Monthly Archives: September 2008
The $$$ Value of Place … A 12-burner Viking range and closets you can park a Hummer in aren’t the only amenities that add value to a home…
The economics of real estate have fundamentally changed. So says Scott Polikov, writing forcitiwire.net. In a very well-written column, Polikov lays out the underpinnings of what he believes to be a new real estate paradigm:
“We all knew the pattern, popularized after World War II and mostly triumphant since. A smart builder discovers and buys an inexpensive piece of cornfield or pasture. Up go single-family houses, or, more recently, many townhomes. Proximity to stores, offices, other conveniences (except perhaps schools) is irrelevant: everyone will be driving anyway. The successful sales prove it.
“No longer. Almost overnight, the ground rules for development have been eviscerated. Sure, real estate calculations of cash flow and value are still being made . . .
“But, have you recently heard of a developer securing a construction loan for virtually any kind of standard real estate residential development? His or her banker likely told them that ‘we aren’t originating construction loans at this time.’
“Why? The fundamentals of the ‘bedroom community’ economy have collapsed. Banks have not figured out at what point they will hit the bottom of their financing crisis. The need for radically improved, sustainability-focused strategies has never been more compelling than in this time of looming home foreclosures, $4 a gallon gas, an economy in decline, and broad agreement that the earth’s fragility is not longer just the cry of the fringe.
“The new development ‘secret’ is simple but critical: not just to reject our old way of building housing units any place, but to focus early and hard on creating and strengthening whole communities . . .
“Economic development worth its salt has become firmly connected to place, and to the environment. The quality of life of our neighborhoods, our cities and our regions has now become a bottom-line factor for many business decisions.”
Polikov points out that much of the “new” sustainable design is, in fact, based on time-honored principles practiced by early planning and development leaders like J.C. Nichols, who developed Kansas City’s1920s model of walkable urbanism, Country Club Plaza, still one of that city’s best neighborhoods.
Polikov also writes about a 2000-acre transit-oriented development that his own firm, Gateway Planning Group, has planned for Leander, Texas, along a rail-oriented growth corridor north of Austin. (The images in this post are of the firm’s plans for the development.) Gateway’s economic analysts project that the award-winning development will have a built-out value of almost $2 billion, twice what would be expected of conventional suburban development on the same site. The project’s investors can expect to do very well indeed, compared to the old sprawl paradigm.
As Polikov writes, “[w]e fully expect to sustain the region’s economy, reduce its ever-expanding carbon footprint, and achieve sustainability on a site otherwise destined for classic sprawl.” I think they are on their way to help do just that. Read the full commentary here.

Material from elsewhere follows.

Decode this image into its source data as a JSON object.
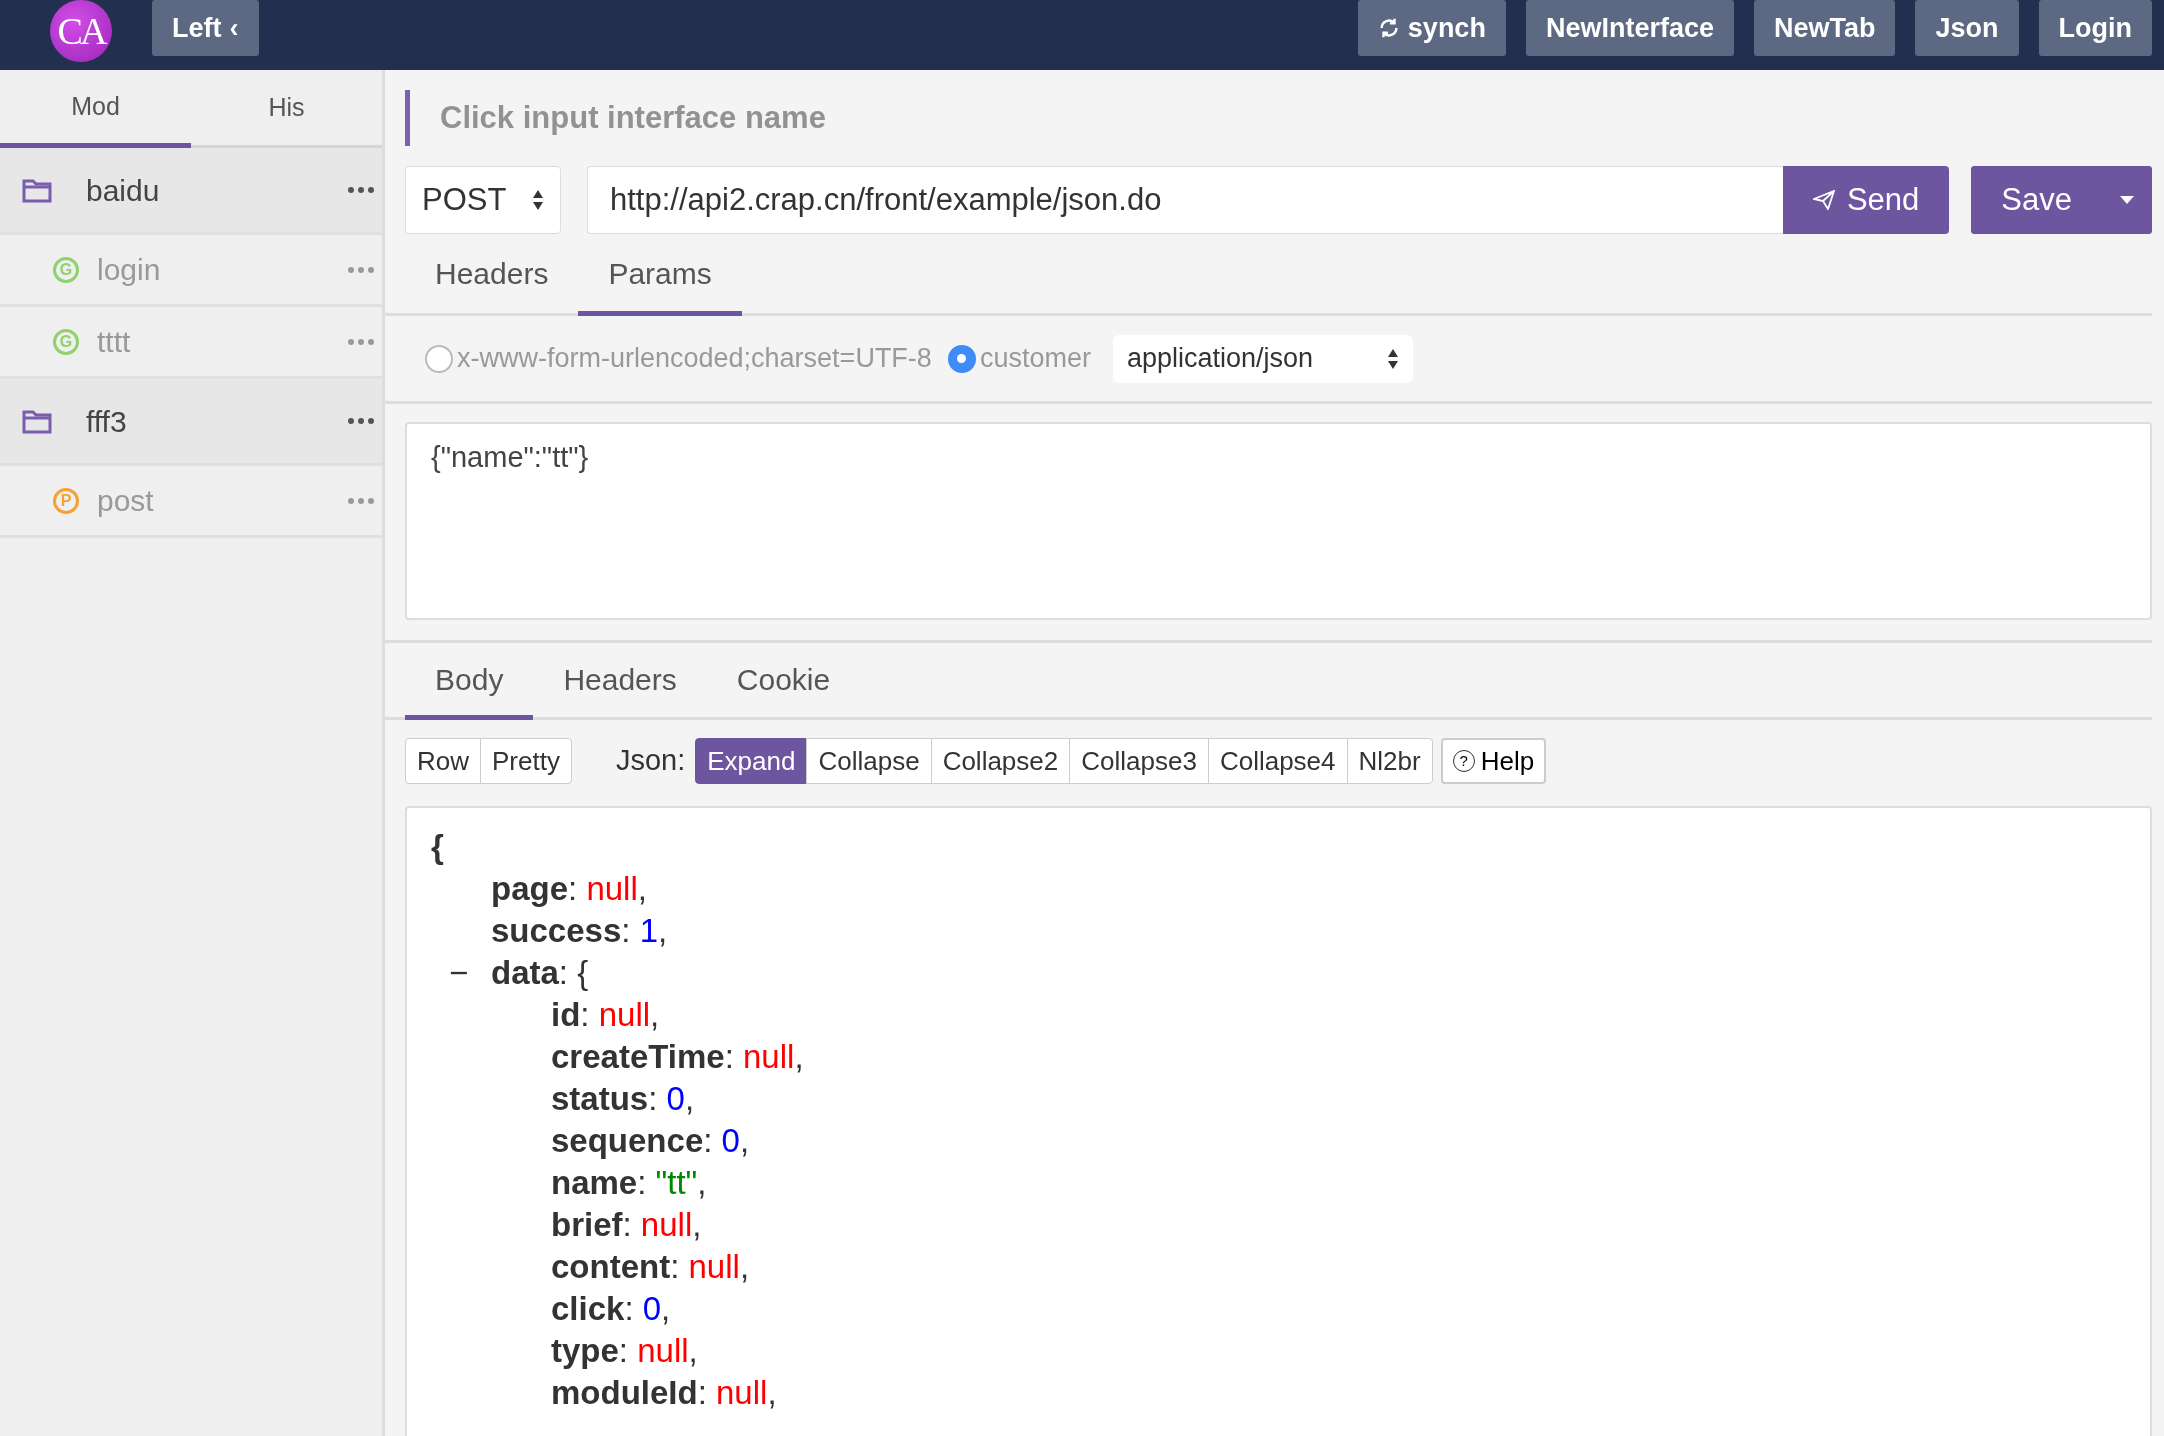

Pennsylvania has a rather dubious distinction: it has the third most governments in the entire United States. When you factor in governments at every level (state, county, municipality & school district), Pennsylvania has 3,135 governments. That is the 2nd highest rate of governments per capita in the entire United States, behind only Illinois. Wow.
So why is this a bad thing? Don’t small governments ensure that elected officials are close to their citizens and government is responsive? Of course. That is absolutely an outstanding benefit of living in Pennsylvania. By living in this Commonwealth, you are virtually guaranteed that an elected official lives somewhere nearby. This gives the average resident access to their governments at all time.
The problem, unfortunately, is that this massive level of governments creates an environment whereby tax payer money is often wasted. This occurs in many ways. Separate municipalities make separate purchases, thereby denying them the opportunity to make larger purchases together at lower prices. Staff in separate municipalities could easily be merged at a savings to tax payers. A lack of regionalization at a zoning and planning level often leads to inefficient use of land, damaging the wallets of residents, the urban areas that we many call home and the environment that we all share. A lack of regionalization also prevents government from acting in regards to areas of vital importance, including public safety and health.
Why is regionalization such a good thing for urban areas? Urban areas (cities and boroughs alike) often have very similar functions – police, fire, community & economic development, maintenance, etc. – that townships and rural areas don’t have. Given their comparatively condensed nature, urban areas can have a much easier time meshing departments (like police and fire) together. State policy specifically encourages this type of regionalization through grants, like with the Regional Police Assistance Grant Program and Shared Municipal Services Program. Furthermore, urban areas are often in tougher financial positions than their rural/suburban counterparts. Accordingly, the need to save money is particularly important.
One important caveat: no one is talking about merging two municipalities together. Such a proposal is usually overly ambitious and will go against the will of the people that elected officials have to represent. What is talked about more often is a regionalization of services, like police and fire. Doing so will likely save taxpayers money, while still allowing each municipality to maintain a joint identity.